GOAL OF THE EXERCISE >>
Given the records below, set each one down again exactly as it reads.

[Page and application data records]
......
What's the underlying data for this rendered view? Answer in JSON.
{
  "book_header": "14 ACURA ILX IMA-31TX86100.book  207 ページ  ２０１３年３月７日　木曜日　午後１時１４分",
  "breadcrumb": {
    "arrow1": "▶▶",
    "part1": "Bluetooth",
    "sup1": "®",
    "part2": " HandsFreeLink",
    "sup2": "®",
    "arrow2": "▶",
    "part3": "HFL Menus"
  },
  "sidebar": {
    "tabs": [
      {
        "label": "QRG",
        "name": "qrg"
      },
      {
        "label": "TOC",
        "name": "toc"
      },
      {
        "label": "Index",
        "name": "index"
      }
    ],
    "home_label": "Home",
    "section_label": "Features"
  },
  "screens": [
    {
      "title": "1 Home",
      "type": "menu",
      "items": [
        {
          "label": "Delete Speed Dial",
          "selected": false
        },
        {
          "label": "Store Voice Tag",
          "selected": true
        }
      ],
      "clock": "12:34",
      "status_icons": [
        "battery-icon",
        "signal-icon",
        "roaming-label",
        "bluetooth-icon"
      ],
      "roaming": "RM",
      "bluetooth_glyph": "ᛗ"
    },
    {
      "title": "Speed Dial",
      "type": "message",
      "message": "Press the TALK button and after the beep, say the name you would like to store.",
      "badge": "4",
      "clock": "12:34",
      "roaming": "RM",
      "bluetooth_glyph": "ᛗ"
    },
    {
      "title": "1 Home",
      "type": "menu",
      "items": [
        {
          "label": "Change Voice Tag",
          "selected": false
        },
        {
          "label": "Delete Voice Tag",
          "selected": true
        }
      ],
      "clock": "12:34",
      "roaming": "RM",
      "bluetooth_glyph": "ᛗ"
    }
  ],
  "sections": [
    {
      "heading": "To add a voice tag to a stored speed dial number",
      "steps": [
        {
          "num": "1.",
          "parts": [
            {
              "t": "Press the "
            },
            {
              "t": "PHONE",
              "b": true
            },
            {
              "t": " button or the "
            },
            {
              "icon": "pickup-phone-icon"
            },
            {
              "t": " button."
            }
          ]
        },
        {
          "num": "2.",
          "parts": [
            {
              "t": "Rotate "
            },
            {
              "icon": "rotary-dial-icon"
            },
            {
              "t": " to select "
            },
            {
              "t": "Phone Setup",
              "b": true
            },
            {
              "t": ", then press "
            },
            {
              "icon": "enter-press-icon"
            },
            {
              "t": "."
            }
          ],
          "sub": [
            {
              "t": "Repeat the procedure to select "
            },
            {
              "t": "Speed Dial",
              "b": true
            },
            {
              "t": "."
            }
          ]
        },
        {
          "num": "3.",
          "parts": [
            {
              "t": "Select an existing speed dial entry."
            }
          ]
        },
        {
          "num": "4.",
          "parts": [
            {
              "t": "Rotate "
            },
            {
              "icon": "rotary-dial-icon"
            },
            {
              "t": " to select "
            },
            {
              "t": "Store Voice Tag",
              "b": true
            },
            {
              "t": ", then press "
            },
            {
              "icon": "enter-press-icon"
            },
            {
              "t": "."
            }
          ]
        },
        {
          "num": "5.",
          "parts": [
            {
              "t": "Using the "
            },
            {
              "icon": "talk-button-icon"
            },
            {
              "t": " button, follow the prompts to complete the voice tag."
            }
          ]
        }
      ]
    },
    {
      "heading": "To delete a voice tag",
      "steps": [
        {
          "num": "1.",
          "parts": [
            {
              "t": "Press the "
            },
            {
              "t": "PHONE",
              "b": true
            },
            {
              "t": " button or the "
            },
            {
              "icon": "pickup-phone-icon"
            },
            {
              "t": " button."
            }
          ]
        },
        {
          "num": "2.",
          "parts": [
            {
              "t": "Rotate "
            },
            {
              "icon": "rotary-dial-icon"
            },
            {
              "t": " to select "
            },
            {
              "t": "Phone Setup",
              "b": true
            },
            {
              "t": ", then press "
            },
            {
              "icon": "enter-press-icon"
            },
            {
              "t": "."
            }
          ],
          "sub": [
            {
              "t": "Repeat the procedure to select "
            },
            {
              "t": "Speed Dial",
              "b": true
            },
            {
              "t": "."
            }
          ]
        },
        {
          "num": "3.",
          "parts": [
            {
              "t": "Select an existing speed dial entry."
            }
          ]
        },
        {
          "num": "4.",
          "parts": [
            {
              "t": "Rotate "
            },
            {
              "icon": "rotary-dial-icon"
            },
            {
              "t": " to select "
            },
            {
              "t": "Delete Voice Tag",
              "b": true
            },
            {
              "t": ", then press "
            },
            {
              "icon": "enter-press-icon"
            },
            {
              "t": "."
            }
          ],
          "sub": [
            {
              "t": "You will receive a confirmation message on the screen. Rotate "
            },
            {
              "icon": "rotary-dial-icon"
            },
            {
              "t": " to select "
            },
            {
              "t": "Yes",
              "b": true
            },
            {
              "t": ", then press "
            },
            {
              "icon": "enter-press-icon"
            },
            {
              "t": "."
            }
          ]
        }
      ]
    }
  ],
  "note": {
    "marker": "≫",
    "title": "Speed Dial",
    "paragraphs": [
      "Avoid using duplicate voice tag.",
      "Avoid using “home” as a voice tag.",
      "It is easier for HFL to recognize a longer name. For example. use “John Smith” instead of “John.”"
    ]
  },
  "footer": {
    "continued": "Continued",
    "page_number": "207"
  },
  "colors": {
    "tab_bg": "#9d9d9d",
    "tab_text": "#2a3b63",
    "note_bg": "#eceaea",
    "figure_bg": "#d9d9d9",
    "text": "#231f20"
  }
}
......
OUTPUT BELOW >>
What's the underlying data for this rendered view? Answer in JSON.
{
  "book_header": "14 ACURA ILX IMA-31TX86100.book  207 ページ  ２０１３年３月７日　木曜日　午後１時１４分",
  "breadcrumb": {
    "arrow1": "▶▶",
    "part1": "Bluetooth",
    "sup1": "®",
    "part2": " HandsFreeLink",
    "sup2": "®",
    "arrow2": "▶",
    "part3": "HFL Menus"
  },
  "sidebar": {
    "tabs": [
      {
        "label": "QRG",
        "name": "qrg"
      },
      {
        "label": "TOC",
        "name": "toc"
      },
      {
        "label": "Index",
        "name": "index"
      }
    ],
    "home_label": "Home",
    "section_label": "Features"
  },
  "screens": [
    {
      "title": "1 Home",
      "type": "menu",
      "items": [
        {
          "label": "Delete Speed Dial",
          "selected": false
        },
        {
          "label": "Store Voice Tag",
          "selected": true
        }
      ],
      "clock": "12:34",
      "status_icons": [
        "battery-icon",
        "signal-icon",
        "roaming-label",
        "bluetooth-icon"
      ],
      "roaming": "RM",
      "bluetooth_glyph": "ᛗ"
    },
    {
      "title": "Speed Dial",
      "type": "message",
      "message": "Press the TALK button and after the beep, say the name you would like to store.",
      "badge": "4",
      "clock": "12:34",
      "roaming": "RM",
      "bluetooth_glyph": "ᛗ"
    },
    {
      "title": "1 Home",
      "type": "menu",
      "items": [
        {
          "label": "Change Voice Tag",
          "selected": false
        },
        {
          "label": "Delete Voice Tag",
          "selected": true
        }
      ],
      "clock": "12:34",
      "roaming": "RM",
      "bluetooth_glyph": "ᛗ"
    }
  ],
  "sections": [
    {
      "heading": "To add a voice tag to a stored speed dial number",
      "steps": [
        {
          "num": "1.",
          "parts": [
            {
              "t": "Press the "
            },
            {
              "t": "PHONE",
              "b": true
            },
            {
              "t": " button or the "
            },
            {
              "icon": "pickup-phone-icon"
            },
            {
              "t": " button."
            }
          ]
        },
        {
          "num": "2.",
          "parts": [
            {
              "t": "Rotate "
            },
            {
              "icon": "rotary-dial-icon"
            },
            {
              "t": " to select "
            },
            {
              "t": "Phone Setup",
              "b": true
            },
            {
              "t": ", then press "
            },
            {
              "icon": "enter-press-icon"
            },
            {
              "t": "."
            }
          ],
          "sub": [
            {
              "t": "Repeat the procedure to select "
            },
            {
              "t": "Speed Dial",
              "b": true
            },
            {
              "t": "."
            }
          ]
        },
        {
          "num": "3.",
          "parts": [
            {
              "t": "Select an existing speed dial entry."
            }
          ]
        },
        {
          "num": "4.",
          "parts": [
            {
              "t": "Rotate "
            },
            {
              "icon": "rotary-dial-icon"
            },
            {
              "t": " to select "
            },
            {
              "t": "Store Voice Tag",
              "b": true
            },
            {
              "t": ", then press "
            },
            {
              "icon": "enter-press-icon"
            },
            {
              "t": "."
            }
          ]
        },
        {
          "num": "5.",
          "parts": [
            {
              "t": "Using the "
            },
            {
              "icon": "talk-button-icon"
            },
            {
              "t": " button, follow the prompts to complete the voice tag."
            }
          ]
        }
      ]
    },
    {
      "heading": "To delete a voice tag",
      "steps": [
        {
          "num": "1.",
          "parts": [
            {
              "t": "Press the "
            },
            {
              "t": "PHONE",
              "b": true
            },
            {
              "t": " button or the "
            },
            {
              "icon": "pickup-phone-icon"
            },
            {
              "t": " button."
            }
          ]
        },
        {
          "num": "2.",
          "parts": [
            {
              "t": "Rotate "
            },
            {
              "icon": "rotary-dial-icon"
            },
            {
              "t": " to select "
            },
            {
              "t": "Phone Setup",
              "b": true
            },
            {
              "t": ", then press "
            },
            {
              "icon": "enter-press-icon"
            },
            {
              "t": "."
            }
          ],
          "sub": [
            {
              "t": "Repeat the procedure to select "
            },
            {
              "t": "Speed Dial",
              "b": true
            },
            {
              "t": "."
            }
          ]
        },
        {
          "num": "3.",
          "parts": [
            {
              "t": "Select an existing speed dial entry."
            }
          ]
        },
        {
          "num": "4.",
          "parts": [
            {
              "t": "Rotate "
            },
            {
              "icon": "rotary-dial-icon"
            },
            {
              "t": " to select "
            },
            {
              "t": "Delete Voice Tag",
              "b": true
            },
            {
              "t": ", then press "
            },
            {
              "icon": "enter-press-icon"
            },
            {
              "t": "."
            }
          ],
          "sub": [
            {
              "t": "You will receive a confirmation message on the screen. Rotate "
            },
            {
              "icon": "rotary-dial-icon"
            },
            {
              "t": " to select "
            },
            {
              "t": "Yes",
              "b": true
            },
            {
              "t": ", then press "
            },
            {
              "icon": "enter-press-icon"
            },
            {
              "t": "."
            }
          ]
        }
      ]
    }
  ],
  "note": {
    "marker": "≫",
    "title": "Speed Dial",
    "paragraphs": [
      "Avoid using duplicate voice tag.",
      "Avoid using “home” as a voice tag.",
      "It is easier for HFL to recognize a longer name. For example. use “John Smith” instead of “John.”"
    ]
  },
  "footer": {
    "continued": "Continued",
    "page_number": "207"
  },
  "colors": {
    "tab_bg": "#9d9d9d",
    "tab_text": "#2a3b63",
    "note_bg": "#eceaea",
    "figure_bg": "#d9d9d9",
    "text": "#231f20"
  }
}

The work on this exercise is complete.